  • How do only show blocks in the Linked References section that have a specific value?
    • Click; green
  • How do only show blocks in the Linked References section that do not have a specific value?
    • shift+click;红色

Answers Lesson 2

you get an outline structure by writing down your notes in branches. Branches are obtained by indenting.

Links and tags form search keys in queries.

A parent-child relationship is important because a child inherits the search keys from the parent.

Using a filter and including a filter value in the Linked Reference section results in a specific value.

You may also exclude filter values, so that the Linked Reference section does not contain those blocks.

Please don’t use this thread to ask unrelated questions. Instead, create a new post in the appropriate category.

1 Like

answer for exercise

  • What is an outline structure?
    • The minimum unit that constitutes logseq is a block. Outline structure in logseq combine each blocks by parent-child relation, and it achieved by indenting.
  • What purpose do links and tags have in queries?
    • The purpose is to point out explicitly the core words for searching.
  • Why does the parent-child relationship between blocks matter in Logseq?
    • This relationship makes the data hierarchy, and we can get all context in all the blocks in the branch. And We can see every child block inherits any links of its parent blocks
  • How do only show blocks in the Linked References section that have a specific value?
    • click the funnel icon → section list → Click the specific value.
  • How do only show blocks in the Linked References section that do not have a specific value?
    • click the funnel icon → section list → Shift + Click the specific value.

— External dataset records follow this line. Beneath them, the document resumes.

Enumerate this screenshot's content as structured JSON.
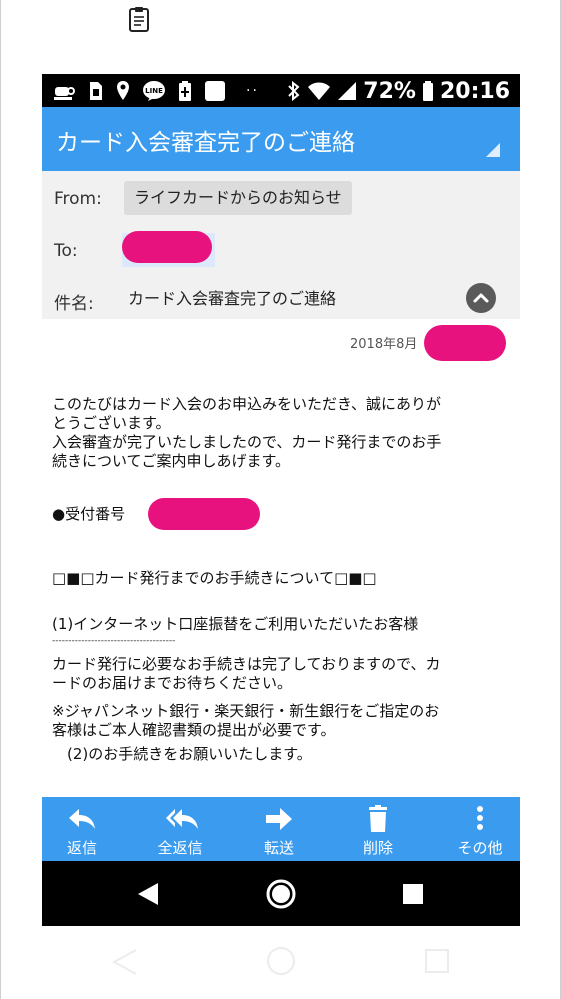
{
  "status_bar": {
    "battery_percent": "72%",
    "time": "20:16",
    "dots": "··"
  },
  "mail": {
    "title": "カード入会審査完了のご連絡",
    "from_label": "From:",
    "from_value": "ライフカードからのお知らせ",
    "to_label": "To:",
    "subject_label": "件名:",
    "subject_value": "カード入会審査完了のご連絡",
    "date": "2018年8月",
    "body_lines": [
      "このたびはカード入会のお申込みをいただき、誠にありが",
      "とうございます。",
      "入会審査が完了いたしましたので、カード発行までのお手",
      "続きについてご案内申しあげます。",
      "●受付番号",
      "□■□カード発行までのお手続きについて□■□",
      "(1)インターネット口座振替をご利用いただいたお客様",
      "--------------------------------------",
      "カード発行に必要なお手続きは完了しておりますので、カ",
      "ードのお届けまでお待ちください。",
      "※ジャパンネット銀行・楽天銀行・新生銀行をご指定のお",
      "客様はご本人確認書類の提出が必要です。",
      "　(2)のお手続きをお願いいたします。"
    ]
  },
  "toolbar": {
    "reply": "返信",
    "reply_all": "全返信",
    "forward": "転送",
    "delete": "削除",
    "more": "その他"
  },
  "colors": {
    "accent": "#3b9cef",
    "header_bg": "#f1f1f1",
    "redaction": "#e8127f"
  }
}
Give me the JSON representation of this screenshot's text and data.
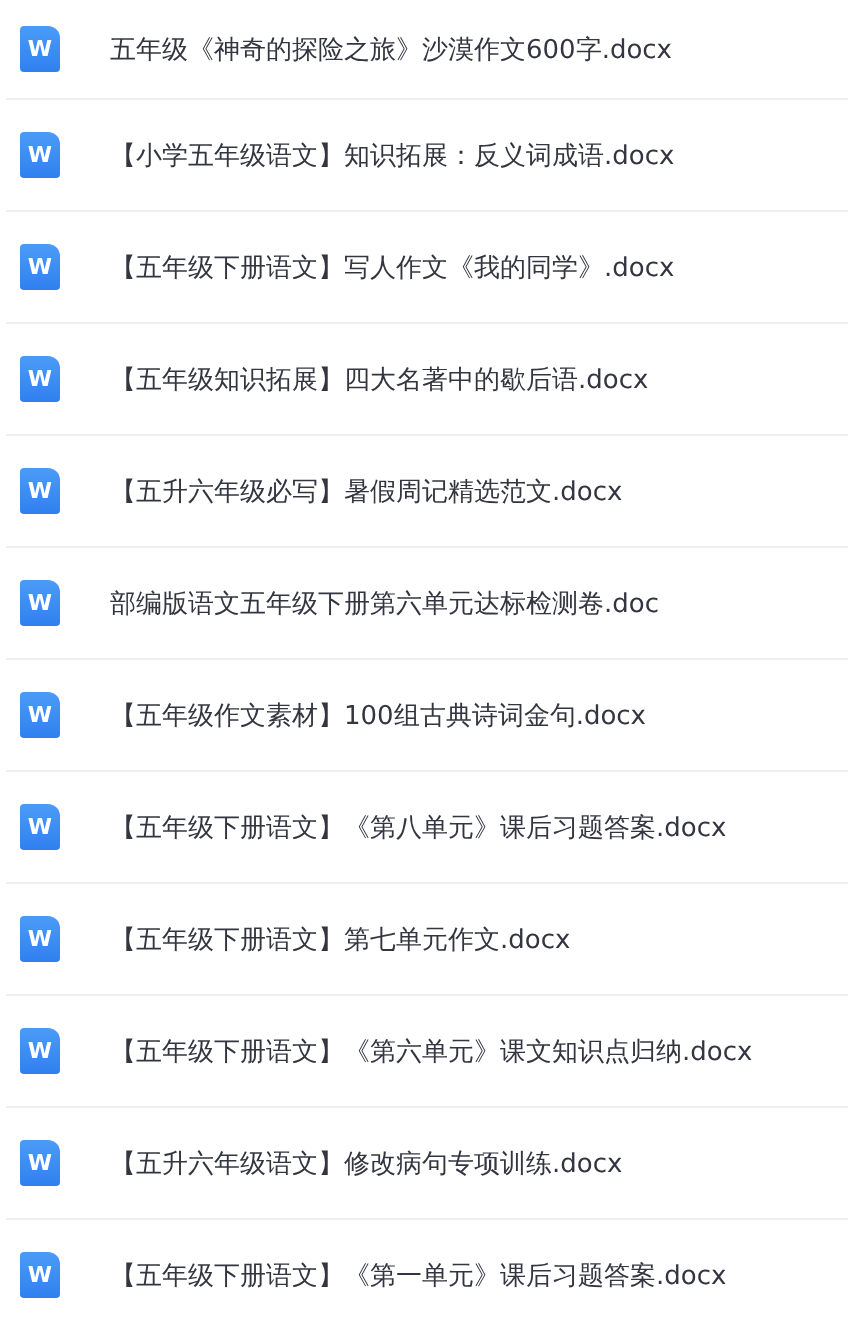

I have moved it, and I apologize for the derailment. I must say, though, that I am confused, because the reason I asked it here is because it is related. we are learning about queries, and I want to know if the “heading” status has any effect on how the hierarchy works.

In any case, I have moved it to the general forum questions category.

What is an outline structure?

  • An organization method that relies on hierarchy to structure information

What purpose do links and tags have in queries?

  • They serve as search terms

Why does the parent-child relationship between blocks matter in Logseq?

  • Children inherit parent block links

How do only show blocks in the Linked References section that have a specific value?

  • Click that value in the filter

How do only show blocks in the Linked References section that do not have a specific value?

  • Shift-click the values you don’t want included

Headings have no effect on hierarchy, only parent-child relationships. Otherwise I’d have pointed out headings in the lessons if they were important (which they’re not).

I hope this answers your question.